What is a Lottery?

What is a Lottery?


A lottery is a form of gambling whereby a small amount of money is paid for a chance to win a larger sum. It is often used as a method for raising money for public sector projects. While many people find lotteries addictive, there are those who argue that they can be used for good. A number of different types of lottery exist, including financial lotteries and sports-related lotteries. Some of the most popular are Powerball and Mega Millions. Some states even have a state lottery.

A lottery involves a random draw of numbers to select winners of prizes, typically cash or goods. Historically, the term was also applied to a procedure for dispersing something, such as land or property, amongst the general public. Originally, lotteries were organized by governments to raise funds for public works such as colleges or highways. Later, private lotteries were introduced as a way to sell products or services for more money than could be obtained through a normal sales effort.

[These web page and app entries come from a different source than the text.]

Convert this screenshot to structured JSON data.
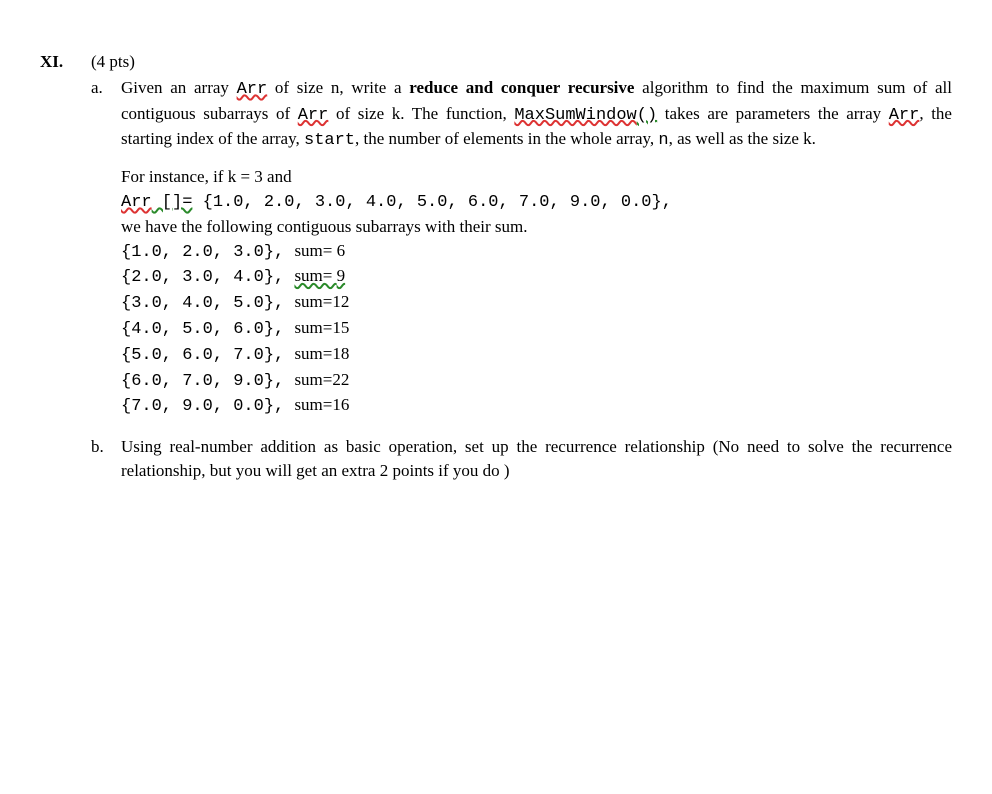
{
  "q_number": "XI.",
  "points": "(4 pts)",
  "a_marker": "a.",
  "b_marker": "b.",
  "a_text": {
    "p1_pre": "Given an array ",
    "arr": "Arr",
    "p1_mid1": " of size n, write a ",
    "bold1": "reduce and conquer recursive",
    "p1_mid2": " algorithm to find the maximum sum of all contiguous subarrays of ",
    "p1_mid3": " of size k. The function, ",
    "func": "MaxSumWindow",
    "paren": "()",
    "p1_mid4": " takes are parameters the array ",
    "p1_mid5": ", the starting index of the array, ",
    "start_code": "start",
    "p1_mid6": ", the number of elements in the whole array, ",
    "n_code": "n",
    "p1_end": ", as well as the size k."
  },
  "example": {
    "intro": "For instance, if k = 3 and",
    "arr_decl_pre": "Arr",
    "arr_decl_eq": " []=",
    "arr_decl_val": "  {1.0, 2.0, 3.0, 4.0, 5.0, 6.0, 7.0, 9.0, 0.0},",
    "following": "we have the following contiguous subarrays with their sum.",
    "lines": [
      {
        "arr": "{1.0, 2.0, 3.0}",
        "sep": ", ",
        "sum_pre": "sum= ",
        "sum_val": "6",
        "squiggle": false
      },
      {
        "arr": "{2.0, 3.0, 4.0}",
        "sep": ", ",
        "sum_pre": "sum= ",
        "sum_val": "9",
        "squiggle": true
      },
      {
        "arr": "{3.0, 4.0, 5.0}",
        "sep": ", ",
        "sum_pre": "sum=",
        "sum_val": "12",
        "squiggle": false
      },
      {
        "arr": "{4.0, 5.0, 6.0}",
        "sep": ", ",
        "sum_pre": "sum=",
        "sum_val": "15",
        "squiggle": false
      },
      {
        "arr": "{5.0, 6.0, 7.0}",
        "sep": ", ",
        "sum_pre": "sum=",
        "sum_val": "18",
        "squiggle": false
      },
      {
        "arr": "{6.0, 7.0, 9.0}",
        "sep": ", ",
        "sum_pre": "sum=",
        "sum_val": "22",
        "squiggle": false
      },
      {
        "arr": "{7.0, 9.0, 0.0}",
        "sep": ", ",
        "sum_pre": "sum=",
        "sum_val": "16",
        "squiggle": false
      }
    ]
  },
  "b_text": "Using real-number addition as basic operation, set up the recurrence relationship (No need to solve the recurrence relationship, but you will get an extra 2 points if you do   )"
}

The most common type of lottery is a financial one, where people purchase tickets for a small sum of money in exchange for the possibility of winning a large sum of cash. Despite the large amounts of money that can be won, the lottery has been heavily criticized as an addictive form of gambling, and some governments have banned it entirely. Other lotteries are conducted for specific items or events, such as units in a subsidized housing block or kindergarten placements at a particular school.

While state lotteries may make some profits, the vast majority of the funds are returned to the government. Some states use the proceeds to support education, while others use them to promote social programs.

In the United States, lotteries are regulated by the federal government and the states. While they have been criticized as an addictive form of gambling, they are a relatively safe and convenient way to raise money. The lottery industry is dominated by two major companies, which run national and state-based games. Other companies that operate lotteries include the publishers of magazines and newspapers, credit card issuers, retail stores, and online casinos.

The most important thing a new winner needs to do is to spend their winnings wisely. It is a good idea to put some of it in a trust fund and invest the rest, but it is also important to take care of family members who might have been relying on you to help them through difficult times. The other thing that is important is to remember to avoid spending too much time with friends and family who might have been tempted to try to take advantage of you.